Size reduction of poplar wood using a lathe for biofuel manufacturing: effects of biomass crystallinity on sugar yield


Poplar wood can be used as a feedstock for manufacturing cellulosic biofuel (ethanol) as an alternative to petroleum-based liquid transportation fuel. Producing biofuel from poplar wood involves reducing poplar wood into small particles (known as size reduction), hydrolyzing cellulose inside poplar particles to fermentable sugars, and converting these sugars to ethanol biofuel. Size reduction is usually done by wood chipping and biomass milling. In the literature, there are inconsistent reports about effects of particle size and biomass crystallinity on sugar yield (proportional to ethanol yield). An important reason for this inconsistence is that effects of these two biomass structural features (particle size and biomass crystallinity) on sugar yield are confounded with current size reduction methods. In this study, a lathe was used to produce poplar wood particles with (statistically) the same particle size (thickness) but different levels of biomass crystallinity, making it possible to investigate effects of biomass crystallinity on sugar yield without being confounded with effects of particle size. Results from this study show that, for the three levels of biomass crystallinity tested, sugar yield increased as biomass crystallinity decreased.

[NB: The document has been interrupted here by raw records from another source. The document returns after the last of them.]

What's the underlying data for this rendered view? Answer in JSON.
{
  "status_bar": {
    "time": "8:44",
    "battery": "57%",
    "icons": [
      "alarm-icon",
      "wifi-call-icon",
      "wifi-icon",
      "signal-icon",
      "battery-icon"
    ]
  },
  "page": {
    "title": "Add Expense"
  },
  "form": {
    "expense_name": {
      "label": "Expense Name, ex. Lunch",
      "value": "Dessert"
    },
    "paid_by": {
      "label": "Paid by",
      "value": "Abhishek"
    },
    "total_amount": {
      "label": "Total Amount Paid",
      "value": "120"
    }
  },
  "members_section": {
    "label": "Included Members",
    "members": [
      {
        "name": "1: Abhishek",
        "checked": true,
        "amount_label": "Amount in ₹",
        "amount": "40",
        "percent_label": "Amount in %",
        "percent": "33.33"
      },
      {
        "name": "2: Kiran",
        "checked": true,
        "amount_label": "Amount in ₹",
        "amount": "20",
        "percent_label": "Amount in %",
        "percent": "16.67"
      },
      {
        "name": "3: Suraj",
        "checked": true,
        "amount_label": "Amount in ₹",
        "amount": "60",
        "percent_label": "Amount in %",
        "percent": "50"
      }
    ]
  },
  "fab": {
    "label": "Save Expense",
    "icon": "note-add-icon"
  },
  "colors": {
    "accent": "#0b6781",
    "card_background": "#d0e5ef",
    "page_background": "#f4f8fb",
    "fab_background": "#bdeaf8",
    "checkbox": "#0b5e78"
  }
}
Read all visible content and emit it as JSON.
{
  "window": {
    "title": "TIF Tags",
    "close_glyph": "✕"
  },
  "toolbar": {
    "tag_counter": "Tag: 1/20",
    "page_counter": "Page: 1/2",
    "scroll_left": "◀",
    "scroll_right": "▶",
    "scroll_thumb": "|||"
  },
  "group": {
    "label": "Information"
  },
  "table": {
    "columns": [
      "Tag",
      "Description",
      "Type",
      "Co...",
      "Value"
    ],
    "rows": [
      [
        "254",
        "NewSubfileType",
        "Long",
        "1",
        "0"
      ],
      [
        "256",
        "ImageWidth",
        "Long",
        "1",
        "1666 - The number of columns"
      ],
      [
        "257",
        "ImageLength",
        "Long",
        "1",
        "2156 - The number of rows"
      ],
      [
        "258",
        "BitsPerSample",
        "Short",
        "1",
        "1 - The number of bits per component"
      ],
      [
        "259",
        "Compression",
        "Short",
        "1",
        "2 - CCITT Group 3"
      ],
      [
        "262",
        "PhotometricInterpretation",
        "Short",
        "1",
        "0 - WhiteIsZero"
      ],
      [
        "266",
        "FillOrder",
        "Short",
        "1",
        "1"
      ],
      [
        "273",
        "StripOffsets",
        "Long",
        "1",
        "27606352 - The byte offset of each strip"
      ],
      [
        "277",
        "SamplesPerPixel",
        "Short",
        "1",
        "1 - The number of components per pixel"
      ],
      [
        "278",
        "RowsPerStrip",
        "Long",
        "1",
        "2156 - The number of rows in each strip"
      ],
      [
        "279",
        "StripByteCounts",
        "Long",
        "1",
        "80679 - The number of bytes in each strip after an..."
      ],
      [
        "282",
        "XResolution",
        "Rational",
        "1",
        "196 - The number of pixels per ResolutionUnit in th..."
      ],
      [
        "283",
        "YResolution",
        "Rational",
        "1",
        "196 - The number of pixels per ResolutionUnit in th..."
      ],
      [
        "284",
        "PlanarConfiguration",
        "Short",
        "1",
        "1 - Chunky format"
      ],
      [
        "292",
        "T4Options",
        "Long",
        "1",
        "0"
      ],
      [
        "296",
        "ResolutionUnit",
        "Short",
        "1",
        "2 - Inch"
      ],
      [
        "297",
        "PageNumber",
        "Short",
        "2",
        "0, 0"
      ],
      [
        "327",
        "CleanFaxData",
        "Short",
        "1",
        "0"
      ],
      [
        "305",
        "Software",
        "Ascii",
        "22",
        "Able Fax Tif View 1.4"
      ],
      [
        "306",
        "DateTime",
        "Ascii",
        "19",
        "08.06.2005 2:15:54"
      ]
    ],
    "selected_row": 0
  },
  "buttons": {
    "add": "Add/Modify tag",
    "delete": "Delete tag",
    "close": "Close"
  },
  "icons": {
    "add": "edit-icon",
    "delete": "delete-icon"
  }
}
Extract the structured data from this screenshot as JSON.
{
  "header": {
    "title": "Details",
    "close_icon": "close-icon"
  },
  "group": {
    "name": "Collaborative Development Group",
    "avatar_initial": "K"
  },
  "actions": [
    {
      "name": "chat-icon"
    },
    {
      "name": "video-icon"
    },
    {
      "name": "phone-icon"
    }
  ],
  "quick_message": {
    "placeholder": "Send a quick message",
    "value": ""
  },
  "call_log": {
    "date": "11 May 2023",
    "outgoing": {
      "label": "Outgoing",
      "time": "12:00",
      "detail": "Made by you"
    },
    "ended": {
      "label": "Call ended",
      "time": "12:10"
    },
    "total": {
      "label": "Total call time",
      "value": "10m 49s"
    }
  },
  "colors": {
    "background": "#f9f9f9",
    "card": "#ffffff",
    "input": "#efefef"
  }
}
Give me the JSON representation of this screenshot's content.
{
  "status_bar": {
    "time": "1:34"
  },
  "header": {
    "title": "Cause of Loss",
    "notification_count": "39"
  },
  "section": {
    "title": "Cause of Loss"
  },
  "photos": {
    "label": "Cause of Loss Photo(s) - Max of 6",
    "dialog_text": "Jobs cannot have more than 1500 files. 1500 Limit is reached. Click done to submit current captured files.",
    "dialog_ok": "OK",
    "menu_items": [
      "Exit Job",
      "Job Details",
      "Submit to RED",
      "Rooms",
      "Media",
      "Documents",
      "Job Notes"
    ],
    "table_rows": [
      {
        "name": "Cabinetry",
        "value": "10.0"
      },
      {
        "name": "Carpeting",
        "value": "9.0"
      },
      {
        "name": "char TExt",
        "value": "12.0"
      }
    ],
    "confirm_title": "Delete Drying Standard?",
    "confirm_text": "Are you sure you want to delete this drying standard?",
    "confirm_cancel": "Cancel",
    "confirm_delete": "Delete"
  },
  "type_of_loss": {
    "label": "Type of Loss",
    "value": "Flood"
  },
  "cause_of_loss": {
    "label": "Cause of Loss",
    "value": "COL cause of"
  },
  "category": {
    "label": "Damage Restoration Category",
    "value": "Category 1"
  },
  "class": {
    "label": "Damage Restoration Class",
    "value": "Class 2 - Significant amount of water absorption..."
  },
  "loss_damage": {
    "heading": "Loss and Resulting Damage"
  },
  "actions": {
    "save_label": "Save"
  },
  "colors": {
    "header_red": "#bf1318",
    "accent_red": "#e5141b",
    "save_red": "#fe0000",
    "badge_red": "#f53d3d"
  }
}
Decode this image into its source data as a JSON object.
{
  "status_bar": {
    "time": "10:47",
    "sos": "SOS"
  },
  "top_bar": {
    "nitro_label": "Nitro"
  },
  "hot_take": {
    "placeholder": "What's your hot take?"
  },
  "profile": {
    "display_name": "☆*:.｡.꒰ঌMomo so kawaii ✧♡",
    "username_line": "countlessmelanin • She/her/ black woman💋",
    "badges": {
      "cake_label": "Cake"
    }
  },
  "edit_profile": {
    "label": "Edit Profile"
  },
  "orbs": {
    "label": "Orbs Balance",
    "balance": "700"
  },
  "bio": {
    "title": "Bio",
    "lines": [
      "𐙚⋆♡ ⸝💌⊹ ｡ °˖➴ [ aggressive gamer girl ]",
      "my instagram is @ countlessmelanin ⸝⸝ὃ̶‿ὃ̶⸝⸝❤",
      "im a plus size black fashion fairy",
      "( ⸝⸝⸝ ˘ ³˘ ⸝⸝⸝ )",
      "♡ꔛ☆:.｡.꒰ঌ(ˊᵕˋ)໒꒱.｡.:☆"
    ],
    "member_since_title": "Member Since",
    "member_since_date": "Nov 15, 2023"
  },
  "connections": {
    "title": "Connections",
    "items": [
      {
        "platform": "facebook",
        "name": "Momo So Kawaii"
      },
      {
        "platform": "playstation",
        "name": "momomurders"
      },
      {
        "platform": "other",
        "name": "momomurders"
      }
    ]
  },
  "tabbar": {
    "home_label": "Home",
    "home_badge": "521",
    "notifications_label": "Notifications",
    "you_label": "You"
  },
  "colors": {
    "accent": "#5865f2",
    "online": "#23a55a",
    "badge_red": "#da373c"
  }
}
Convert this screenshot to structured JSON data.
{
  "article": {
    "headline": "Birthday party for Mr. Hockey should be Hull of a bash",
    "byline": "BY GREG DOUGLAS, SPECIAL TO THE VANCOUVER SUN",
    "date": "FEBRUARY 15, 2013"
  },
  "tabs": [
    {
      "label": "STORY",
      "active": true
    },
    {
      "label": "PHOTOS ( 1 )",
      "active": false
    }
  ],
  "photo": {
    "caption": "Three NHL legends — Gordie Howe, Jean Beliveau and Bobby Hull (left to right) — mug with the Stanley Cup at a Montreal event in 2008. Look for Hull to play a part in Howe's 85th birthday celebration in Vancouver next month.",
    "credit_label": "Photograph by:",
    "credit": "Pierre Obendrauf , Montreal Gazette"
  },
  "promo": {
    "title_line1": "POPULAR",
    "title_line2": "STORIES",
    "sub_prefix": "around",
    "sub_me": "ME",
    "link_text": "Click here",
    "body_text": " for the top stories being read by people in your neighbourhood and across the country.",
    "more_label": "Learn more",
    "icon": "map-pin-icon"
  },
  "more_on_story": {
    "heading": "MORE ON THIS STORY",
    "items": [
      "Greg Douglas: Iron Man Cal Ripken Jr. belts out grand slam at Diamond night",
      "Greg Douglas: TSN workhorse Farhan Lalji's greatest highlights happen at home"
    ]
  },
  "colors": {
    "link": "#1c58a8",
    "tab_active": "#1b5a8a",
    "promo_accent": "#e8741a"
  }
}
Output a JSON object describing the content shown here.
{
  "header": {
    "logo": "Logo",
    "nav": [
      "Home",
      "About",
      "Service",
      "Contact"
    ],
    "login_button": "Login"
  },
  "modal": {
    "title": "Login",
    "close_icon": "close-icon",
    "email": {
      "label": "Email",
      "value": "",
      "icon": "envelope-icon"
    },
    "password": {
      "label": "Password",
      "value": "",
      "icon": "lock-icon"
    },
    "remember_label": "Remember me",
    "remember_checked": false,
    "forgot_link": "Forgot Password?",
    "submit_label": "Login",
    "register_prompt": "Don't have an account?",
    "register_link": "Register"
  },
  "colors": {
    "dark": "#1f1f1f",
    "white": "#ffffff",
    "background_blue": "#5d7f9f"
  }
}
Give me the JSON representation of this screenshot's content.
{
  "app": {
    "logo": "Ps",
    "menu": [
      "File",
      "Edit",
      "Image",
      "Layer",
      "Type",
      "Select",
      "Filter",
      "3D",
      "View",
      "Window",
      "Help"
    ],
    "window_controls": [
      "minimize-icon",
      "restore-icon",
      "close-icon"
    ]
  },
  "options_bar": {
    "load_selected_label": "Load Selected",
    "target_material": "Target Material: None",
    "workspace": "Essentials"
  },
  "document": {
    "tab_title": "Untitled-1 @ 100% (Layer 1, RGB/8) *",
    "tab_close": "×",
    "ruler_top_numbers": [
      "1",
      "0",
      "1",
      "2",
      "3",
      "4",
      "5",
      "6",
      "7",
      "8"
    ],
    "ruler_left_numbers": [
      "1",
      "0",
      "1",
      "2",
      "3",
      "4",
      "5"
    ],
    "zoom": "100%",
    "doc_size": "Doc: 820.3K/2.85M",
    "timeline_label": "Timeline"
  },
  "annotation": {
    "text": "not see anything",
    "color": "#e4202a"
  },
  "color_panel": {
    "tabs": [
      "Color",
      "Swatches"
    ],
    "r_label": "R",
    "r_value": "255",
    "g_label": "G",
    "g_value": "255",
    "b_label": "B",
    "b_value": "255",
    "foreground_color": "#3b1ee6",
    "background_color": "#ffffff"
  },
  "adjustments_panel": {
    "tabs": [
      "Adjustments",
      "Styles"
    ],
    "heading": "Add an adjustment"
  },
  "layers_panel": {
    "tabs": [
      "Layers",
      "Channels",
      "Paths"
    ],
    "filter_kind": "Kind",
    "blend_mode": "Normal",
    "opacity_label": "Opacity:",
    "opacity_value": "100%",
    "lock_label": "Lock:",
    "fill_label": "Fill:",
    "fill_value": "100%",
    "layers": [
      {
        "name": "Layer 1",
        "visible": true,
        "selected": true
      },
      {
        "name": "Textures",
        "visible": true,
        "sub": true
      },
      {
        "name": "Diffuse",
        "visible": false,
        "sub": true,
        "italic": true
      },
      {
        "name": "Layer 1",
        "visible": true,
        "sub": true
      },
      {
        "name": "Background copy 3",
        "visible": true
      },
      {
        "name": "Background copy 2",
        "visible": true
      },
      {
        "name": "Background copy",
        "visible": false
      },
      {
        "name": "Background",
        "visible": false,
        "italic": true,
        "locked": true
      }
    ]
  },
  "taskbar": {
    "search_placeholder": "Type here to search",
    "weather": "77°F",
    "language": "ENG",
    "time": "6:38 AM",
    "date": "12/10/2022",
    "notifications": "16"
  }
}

Biofuel, Cellulosic biomass, Crystallinity, Poplar wood, Size reduction, Sugar yield